### Goal of the exercise:
If an entry below holds a picture, skip the picture and copy everything else exactly.

### Source data:
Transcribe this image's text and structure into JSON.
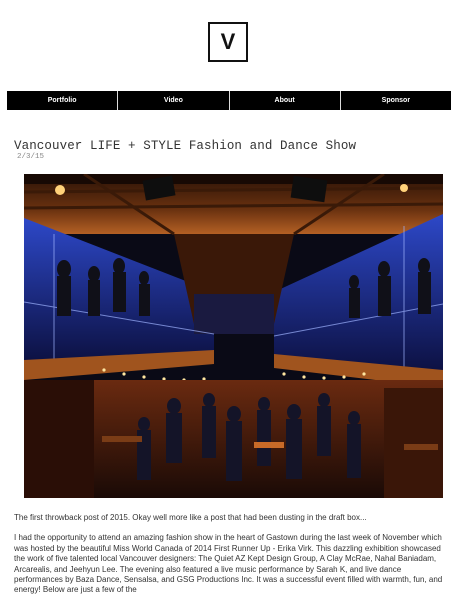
{
  "logo": {
    "letter": "V"
  },
  "nav": {
    "items": [
      {
        "label": "Portfolio"
      },
      {
        "label": "Video"
      },
      {
        "label": "About"
      },
      {
        "label": "Sponsor"
      }
    ]
  },
  "post": {
    "title": "Vancouver LIFE + STYLE Fashion and Dance Show",
    "date": "2/3/15",
    "photo_alt": "Vancouver LIFE + STYLE Fashion and Dance Show",
    "paragraphs": [
      "The first throwback post of 2015. Okay well more like a post that had been dusting in the draft box...",
      "I had the opportunity to attend an amazing fashion show  in the heart of Gastown during the last week of November which was hosted by the beautiful Miss World Canada of 2014 First Runner Up - Erika Virk. This dazzling exhibition showcased the work of five talented local Vancouver designers: The Quiet AZ Kept Design Group, A Clay McRae, Nahal Baniadam, Arcarealis, and Jeehyun Lee. The evening also featured a live music performance by Sarah K, and live dance performances by Baza Dance, Sensalsa, and GSG Productions Inc. It was a successful event filled with warmth, fun, and energy! Below are just a few of the"
    ]
  },
  "colors": {
    "nav_bg": "#000000",
    "nav_text": "#ffffff",
    "title": "#333333",
    "date": "#888888",
    "photo_blue": "#2a3fb8",
    "photo_warm": "#c86a28"
  }
}
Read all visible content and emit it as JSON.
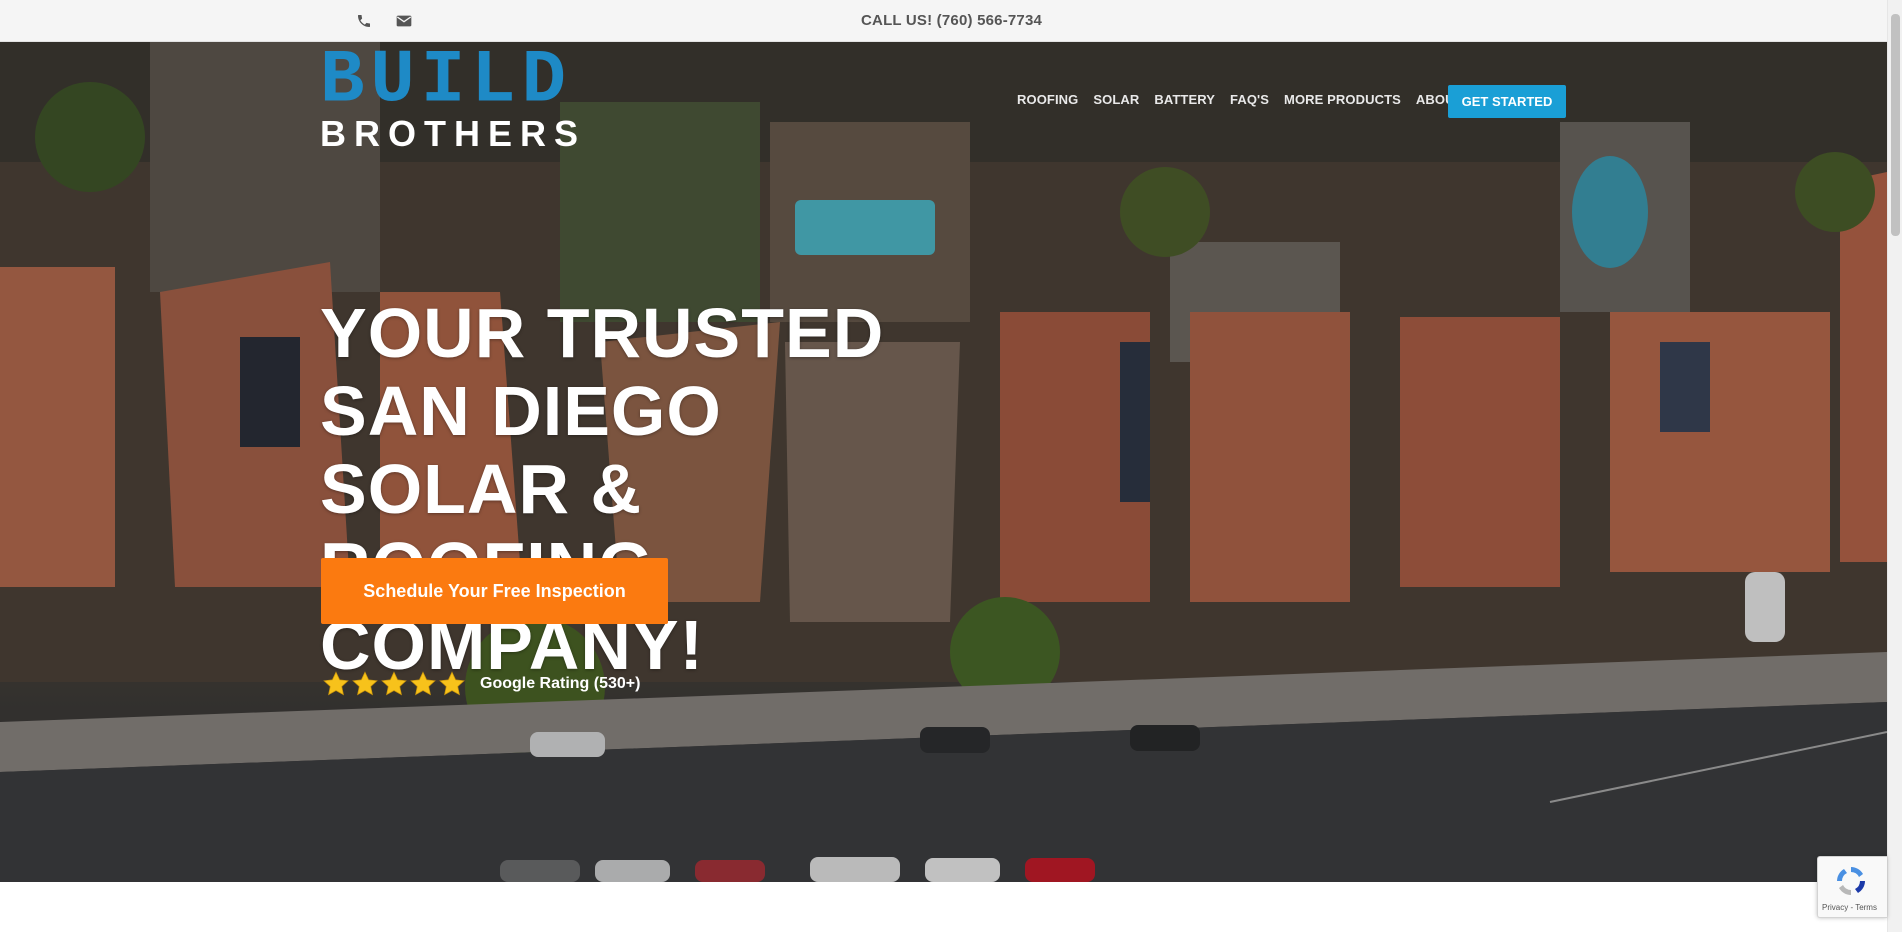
{
  "topbar": {
    "phone_icon": "phone-icon",
    "email_icon": "envelope-icon",
    "call_text": "CALL US! (760) 566-7734"
  },
  "logo": {
    "line1": "BUILD",
    "line2": "BROTHERS",
    "accent_color": "#1e8ac6"
  },
  "nav": {
    "items": [
      "ROOFING",
      "SOLAR",
      "BATTERY",
      "FAQ'S",
      "MORE PRODUCTS",
      "ABOUT US"
    ],
    "cta_label": "GET STARTED",
    "cta_color": "#1a9fd6"
  },
  "hero": {
    "headline": "YOUR TRUSTED SAN DIEGO SOLAR & ROOFING COMPANY!",
    "button_label": "Schedule Your Free Inspection",
    "button_color": "#fb7a10",
    "rating_stars": 5,
    "rating_text": "Google Rating (530+)",
    "star_color": "#f7c21b"
  },
  "recaptcha": {
    "text": "Privacy - Terms"
  }
}
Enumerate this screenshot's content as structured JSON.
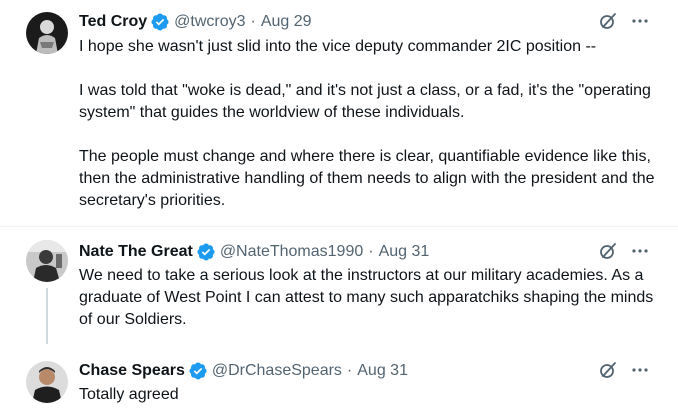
{
  "posts": [
    {
      "name": "Ted Croy",
      "handle": "@twcroy3",
      "time": "Aug 29",
      "paragraphs": [
        "I hope she wasn't just slid into the vice deputy commander 2IC position --",
        "I was told that \"woke is dead,\" and it's not just a class, or a fad, it's the \"operating system\" that guides the worldview of these individuals.",
        "The people must change and where there is clear, quantifiable evidence like this, then the administrative handling of them needs to align with the president and the secretary's priorities."
      ]
    },
    {
      "name": "Nate The Great",
      "handle": "@NateThomas1990",
      "time": "Aug 31",
      "paragraphs": [
        "We need to take a serious look at the instructors at our military academies. As a graduate of West Point I can attest to many such apparatchiks shaping the minds of our Soldiers."
      ]
    },
    {
      "name": "Chase Spears",
      "handle": "@DrChaseSpears",
      "time": "Aug 31",
      "paragraphs": [
        "Totally agreed"
      ]
    }
  ],
  "separator": "·",
  "icons": {
    "verified": "verified-badge-icon",
    "grok": "grok-icon",
    "more": "more-icon"
  },
  "colors": {
    "verified": "#1d9bf0",
    "secondary_text": "#536471",
    "thread_line": "#cfd9de",
    "divider": "#eff3f4"
  }
}
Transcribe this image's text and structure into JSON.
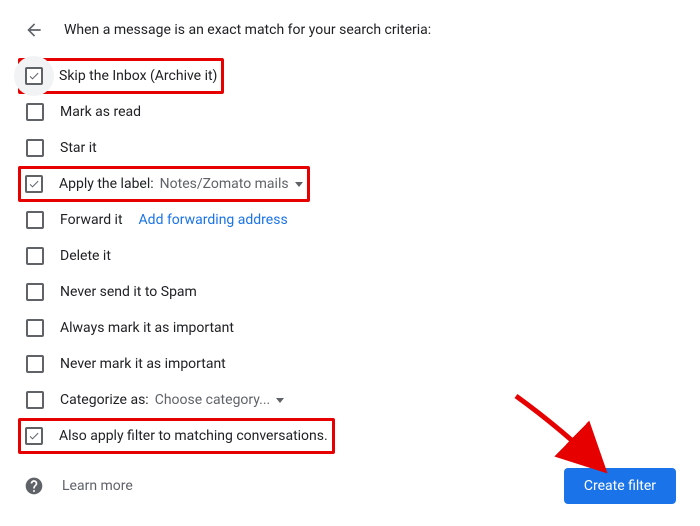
{
  "header": {
    "title": "When a message is an exact match for your search criteria:"
  },
  "options": {
    "skip_inbox": "Skip the Inbox (Archive it)",
    "mark_read": "Mark as read",
    "star": "Star it",
    "apply_label_prefix": "Apply the label:",
    "apply_label_value": "Notes/Zomato mails",
    "forward": "Forward it",
    "add_forwarding": "Add forwarding address",
    "delete": "Delete it",
    "never_spam": "Never send it to Spam",
    "always_important": "Always mark it as important",
    "never_important": "Never mark it as important",
    "categorize_prefix": "Categorize as:",
    "categorize_value": "Choose category...",
    "also_apply": "Also apply filter to matching conversations."
  },
  "footer": {
    "learn_more": "Learn more",
    "create": "Create filter"
  },
  "colors": {
    "primary": "#1a73e8",
    "highlight": "#e60000"
  }
}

### Task result:
Transcribe this image's text and structure into JSON.
{
  "logo": {
    "letter": "V"
  },
  "nav": {
    "items": [
      {
        "label": "Portfolio"
      },
      {
        "label": "Video"
      },
      {
        "label": "About"
      },
      {
        "label": "Sponsor"
      }
    ]
  },
  "post": {
    "title": "Vancouver LIFE + STYLE Fashion and Dance Show",
    "date": "2/3/15",
    "photo_alt": "Vancouver LIFE + STYLE Fashion and Dance Show",
    "paragraphs": [
      "The first throwback post of 2015. Okay well more like a post that had been dusting in the draft box...",
      "I had the opportunity to attend an amazing fashion show  in the heart of Gastown during the last week of November which was hosted by the beautiful Miss World Canada of 2014 First Runner Up - Erika Virk. This dazzling exhibition showcased the work of five talented local Vancouver designers: The Quiet AZ Kept Design Group, A Clay McRae, Nahal Baniadam, Arcarealis, and Jeehyun Lee. The evening also featured a live music performance by Sarah K, and live dance performances by Baza Dance, Sensalsa, and GSG Productions Inc. It was a successful event filled with warmth, fun, and energy! Below are just a few of the"
    ]
  },
  "colors": {
    "nav_bg": "#000000",
    "nav_text": "#ffffff",
    "title": "#333333",
    "date": "#888888",
    "photo_blue": "#2a3fb8",
    "photo_warm": "#c86a28"
  }
}
Read all visible content and emit it as JSON.
{
  "topbar": {
    "phone_icon": "phone-icon",
    "email_icon": "envelope-icon",
    "call_text": "CALL US! (760) 566-7734"
  },
  "logo": {
    "line1": "BUILD",
    "line2": "BROTHERS",
    "accent_color": "#1e8ac6"
  },
  "nav": {
    "items": [
      "ROOFING",
      "SOLAR",
      "BATTERY",
      "FAQ'S",
      "MORE PRODUCTS",
      "ABOUT US"
    ],
    "cta_label": "GET STARTED",
    "cta_color": "#1a9fd6"
  },
  "hero": {
    "headline": "YOUR TRUSTED SAN DIEGO SOLAR & ROOFING COMPANY!",
    "button_label": "Schedule Your Free Inspection",
    "button_color": "#fb7a10",
    "rating_stars": 5,
    "rating_text": "Google Rating (530+)",
    "star_color": "#f7c21b"
  },
  "recaptcha": {
    "text": "Privacy - Terms"
  }
}
Enumerate this screenshot's content as structured JSON.
{
  "posts": [
    {
      "name": "Ted Croy",
      "handle": "@twcroy3",
      "time": "Aug 29",
      "paragraphs": [
        "I hope she wasn't just slid into the vice deputy commander 2IC position --",
        "I was told that \"woke is dead,\" and it's not just a class, or a fad, it's the \"operating system\" that guides the worldview of these individuals.",
        "The people must change and where there is clear, quantifiable evidence like this, then the administrative handling of them needs to align with the president and the secretary's priorities."
      ]
    },
    {
      "name": "Nate The Great",
      "handle": "@NateThomas1990",
      "time": "Aug 31",
      "paragraphs": [
        "We need to take a serious look at the instructors at our military academies. As a graduate of West Point I can attest to many such apparatchiks shaping the minds of our Soldiers."
      ]
    },
    {
      "name": "Chase Spears",
      "handle": "@DrChaseSpears",
      "time": "Aug 31",
      "paragraphs": [
        "Totally agreed"
      ]
    }
  ],
  "separator": "·",
  "icons": {
    "verified": "verified-badge-icon",
    "grok": "grok-icon",
    "more": "more-icon"
  },
  "colors": {
    "verified": "#1d9bf0",
    "secondary_text": "#536471",
    "thread_line": "#cfd9de",
    "divider": "#eff3f4"
  }
}
Transcribe this image's text and structure into JSON.
{
  "header": {
    "title": "When a message is an exact match for your search criteria:"
  },
  "options": {
    "skip_inbox": "Skip the Inbox (Archive it)",
    "mark_read": "Mark as read",
    "star": "Star it",
    "apply_label_prefix": "Apply the label:",
    "apply_label_value": "Notes/Zomato mails",
    "forward": "Forward it",
    "add_forwarding": "Add forwarding address",
    "delete": "Delete it",
    "never_spam": "Never send it to Spam",
    "always_important": "Always mark it as important",
    "never_important": "Never mark it as important",
    "categorize_prefix": "Categorize as:",
    "categorize_value": "Choose category...",
    "also_apply": "Also apply filter to matching conversations."
  },
  "footer": {
    "learn_more": "Learn more",
    "create": "Create filter"
  },
  "colors": {
    "primary": "#1a73e8",
    "highlight": "#e60000"
  }
}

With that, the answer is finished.